Remembering Fofa

Editor-at-large Ednilson writes...

In Porto Alegre, there was a Uruguayan hole in the wall with no hygiene certificates that served up some of the finest slop in southern Brazil’s capital city. The story went that Costa and Dario, two Uruguayan sailors who worked on a Greek transatlantic merchant ship, ended up in Porto Alegre in the late seventies after a bender. Eventually, they came upon a tiny tobacco shop in the seedy Cidade Baixa neighbourhood, run by a fat man known only as Fofa. In 1982, they bought the store and turned it into a Uruguayan restaurant with Dario in the kitchen and Costa front of house and decided to name it after the old proprietor. With few alterations of the interior decoration since then, their Uruguayan labourer’s fare served with ice cold beer - strictly Uruguayan Norteña or Patricia - eventually developed a cult following.

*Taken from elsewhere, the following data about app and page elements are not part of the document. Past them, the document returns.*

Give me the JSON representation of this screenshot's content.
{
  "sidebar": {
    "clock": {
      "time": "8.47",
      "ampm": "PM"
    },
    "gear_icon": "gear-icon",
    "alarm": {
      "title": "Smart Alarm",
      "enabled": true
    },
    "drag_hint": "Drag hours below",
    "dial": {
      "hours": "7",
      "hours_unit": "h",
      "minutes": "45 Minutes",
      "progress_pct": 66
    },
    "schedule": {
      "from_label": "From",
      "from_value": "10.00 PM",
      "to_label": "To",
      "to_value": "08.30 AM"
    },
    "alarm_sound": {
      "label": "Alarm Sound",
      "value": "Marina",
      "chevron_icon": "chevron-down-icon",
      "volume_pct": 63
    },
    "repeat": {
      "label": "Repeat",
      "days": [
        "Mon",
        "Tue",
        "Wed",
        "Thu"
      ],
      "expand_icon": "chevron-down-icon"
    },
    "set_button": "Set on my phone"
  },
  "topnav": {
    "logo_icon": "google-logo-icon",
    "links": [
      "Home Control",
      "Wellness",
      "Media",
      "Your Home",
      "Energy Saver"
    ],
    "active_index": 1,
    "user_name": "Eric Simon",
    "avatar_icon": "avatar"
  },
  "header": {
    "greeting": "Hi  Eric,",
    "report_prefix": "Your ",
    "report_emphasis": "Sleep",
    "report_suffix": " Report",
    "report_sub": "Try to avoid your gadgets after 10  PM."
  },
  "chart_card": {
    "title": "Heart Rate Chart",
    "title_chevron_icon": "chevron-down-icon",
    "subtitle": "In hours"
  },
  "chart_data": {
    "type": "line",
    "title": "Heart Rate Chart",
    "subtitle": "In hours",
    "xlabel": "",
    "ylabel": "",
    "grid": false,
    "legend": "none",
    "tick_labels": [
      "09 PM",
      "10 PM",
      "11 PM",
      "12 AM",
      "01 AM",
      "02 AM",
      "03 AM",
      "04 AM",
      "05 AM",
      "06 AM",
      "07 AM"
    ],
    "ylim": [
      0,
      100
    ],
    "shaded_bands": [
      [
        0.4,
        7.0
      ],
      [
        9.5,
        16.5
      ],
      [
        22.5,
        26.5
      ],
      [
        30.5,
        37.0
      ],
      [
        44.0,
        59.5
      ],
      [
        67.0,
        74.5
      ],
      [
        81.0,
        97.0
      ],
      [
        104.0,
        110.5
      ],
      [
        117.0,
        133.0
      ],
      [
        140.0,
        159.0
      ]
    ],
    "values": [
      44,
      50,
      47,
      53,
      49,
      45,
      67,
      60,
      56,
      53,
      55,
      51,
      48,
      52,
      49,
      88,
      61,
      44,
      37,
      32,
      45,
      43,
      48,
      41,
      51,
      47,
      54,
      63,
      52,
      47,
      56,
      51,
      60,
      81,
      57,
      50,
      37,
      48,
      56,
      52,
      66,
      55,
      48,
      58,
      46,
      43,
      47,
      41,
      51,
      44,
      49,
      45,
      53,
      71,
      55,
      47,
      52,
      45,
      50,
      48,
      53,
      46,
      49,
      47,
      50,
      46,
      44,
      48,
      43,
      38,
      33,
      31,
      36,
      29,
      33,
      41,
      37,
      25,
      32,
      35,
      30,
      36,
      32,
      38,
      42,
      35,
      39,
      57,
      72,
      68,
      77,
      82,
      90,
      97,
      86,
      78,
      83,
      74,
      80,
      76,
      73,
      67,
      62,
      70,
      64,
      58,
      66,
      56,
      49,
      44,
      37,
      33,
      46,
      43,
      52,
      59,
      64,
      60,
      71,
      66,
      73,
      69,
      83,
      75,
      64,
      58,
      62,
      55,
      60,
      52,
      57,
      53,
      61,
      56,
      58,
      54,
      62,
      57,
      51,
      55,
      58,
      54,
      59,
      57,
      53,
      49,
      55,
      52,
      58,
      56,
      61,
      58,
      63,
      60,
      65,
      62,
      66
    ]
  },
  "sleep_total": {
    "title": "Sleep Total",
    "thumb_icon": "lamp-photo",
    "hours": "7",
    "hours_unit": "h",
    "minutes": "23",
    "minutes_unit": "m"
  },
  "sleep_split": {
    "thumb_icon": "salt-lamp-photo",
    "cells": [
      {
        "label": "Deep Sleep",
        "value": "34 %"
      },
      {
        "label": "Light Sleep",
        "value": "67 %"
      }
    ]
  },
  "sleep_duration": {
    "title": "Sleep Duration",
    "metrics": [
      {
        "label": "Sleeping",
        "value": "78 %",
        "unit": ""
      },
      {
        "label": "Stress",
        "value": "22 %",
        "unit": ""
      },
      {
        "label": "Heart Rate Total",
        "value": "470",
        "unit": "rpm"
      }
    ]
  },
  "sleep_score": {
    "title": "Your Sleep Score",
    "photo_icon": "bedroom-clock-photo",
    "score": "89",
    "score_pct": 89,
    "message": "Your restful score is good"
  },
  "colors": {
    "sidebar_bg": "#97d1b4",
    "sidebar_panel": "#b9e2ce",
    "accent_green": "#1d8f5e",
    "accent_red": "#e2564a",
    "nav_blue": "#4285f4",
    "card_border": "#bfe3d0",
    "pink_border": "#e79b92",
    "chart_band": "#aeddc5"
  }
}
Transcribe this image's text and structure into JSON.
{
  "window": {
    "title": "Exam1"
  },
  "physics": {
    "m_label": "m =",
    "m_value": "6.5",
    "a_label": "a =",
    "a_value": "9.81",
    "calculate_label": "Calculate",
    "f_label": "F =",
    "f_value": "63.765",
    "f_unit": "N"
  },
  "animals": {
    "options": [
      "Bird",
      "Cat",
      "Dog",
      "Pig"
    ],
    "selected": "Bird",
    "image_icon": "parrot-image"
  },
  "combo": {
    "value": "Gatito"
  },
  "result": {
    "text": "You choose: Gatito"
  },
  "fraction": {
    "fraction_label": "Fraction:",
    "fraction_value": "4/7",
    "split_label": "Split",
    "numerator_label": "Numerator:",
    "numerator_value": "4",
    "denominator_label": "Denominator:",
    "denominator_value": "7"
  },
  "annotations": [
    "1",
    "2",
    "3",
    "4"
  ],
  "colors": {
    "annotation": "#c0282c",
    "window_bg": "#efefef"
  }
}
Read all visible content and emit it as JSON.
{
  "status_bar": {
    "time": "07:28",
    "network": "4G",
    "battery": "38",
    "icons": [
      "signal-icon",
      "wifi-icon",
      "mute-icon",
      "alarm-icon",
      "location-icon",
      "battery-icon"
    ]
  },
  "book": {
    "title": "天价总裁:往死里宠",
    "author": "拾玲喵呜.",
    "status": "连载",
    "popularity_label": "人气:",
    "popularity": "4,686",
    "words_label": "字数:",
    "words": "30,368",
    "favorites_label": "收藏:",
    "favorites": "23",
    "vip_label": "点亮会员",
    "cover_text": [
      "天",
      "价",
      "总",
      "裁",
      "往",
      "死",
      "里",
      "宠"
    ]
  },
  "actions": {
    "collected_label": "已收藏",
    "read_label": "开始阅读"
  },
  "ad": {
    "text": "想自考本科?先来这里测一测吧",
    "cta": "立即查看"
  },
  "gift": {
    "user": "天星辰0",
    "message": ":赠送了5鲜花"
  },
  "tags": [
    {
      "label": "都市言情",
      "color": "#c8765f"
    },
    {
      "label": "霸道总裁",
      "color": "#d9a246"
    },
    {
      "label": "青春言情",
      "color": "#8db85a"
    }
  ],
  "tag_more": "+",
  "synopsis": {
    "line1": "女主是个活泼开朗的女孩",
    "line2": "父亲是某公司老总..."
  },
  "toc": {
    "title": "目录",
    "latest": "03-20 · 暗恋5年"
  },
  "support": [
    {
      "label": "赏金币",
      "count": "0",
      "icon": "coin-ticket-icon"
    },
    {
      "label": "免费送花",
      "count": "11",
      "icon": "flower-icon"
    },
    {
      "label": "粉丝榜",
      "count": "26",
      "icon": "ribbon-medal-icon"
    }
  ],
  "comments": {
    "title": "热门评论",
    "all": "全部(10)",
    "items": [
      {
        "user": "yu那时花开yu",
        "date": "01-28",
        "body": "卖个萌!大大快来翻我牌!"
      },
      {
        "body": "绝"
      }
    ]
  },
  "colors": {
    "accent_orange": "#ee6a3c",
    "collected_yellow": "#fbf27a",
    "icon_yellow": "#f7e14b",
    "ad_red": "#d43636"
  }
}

They were renowned for their hostility towards customers and winning permission to eat at one of the few basic tables was a careful game of politics involving knowing a regular and being quick-witted about the local football teams. They would rarely look anyone in the face.  They only spoke Spanish or Portunõl. I was fortunate - Costa once announced that I possessed an 'amusing laugh', before turning back to fetch me an ice cold bottle of Norteña. It also helped that I supported Internacional and not the other local football team Grêmio. 

Costa would spend the entire evening chain-smoking Derby cigarettes behind the counter and scowling at passers by while listening to old tango CDs. Meanwhile, in the ‘open-plan’ kitchen, Dario crafted his greasy recipes, a skill he learnt while cooking for Filipino sailors in the merchant navy.  For the most part, the menu consisted of variations of beef steak with sides and there were never any frills.

Fofa menu

Hygiene was always an after thought in this haunt, which must have pleased Garufa their old dachshund greatly. On steaming summer nights in Porto Alegre, a barely functioning electric fan would sometimes be propped up on your table. I once saw a man get stabbed in the street in front.

Nonetheless, most of the enjoyment of dining at Fofa was from attempting to engage Costa and Dario in conversation. Listening to their curt treatment of customers was worth more than any Michelin star.  They closed a few years ago. I miss their suspiciously spartan menu. I miss them.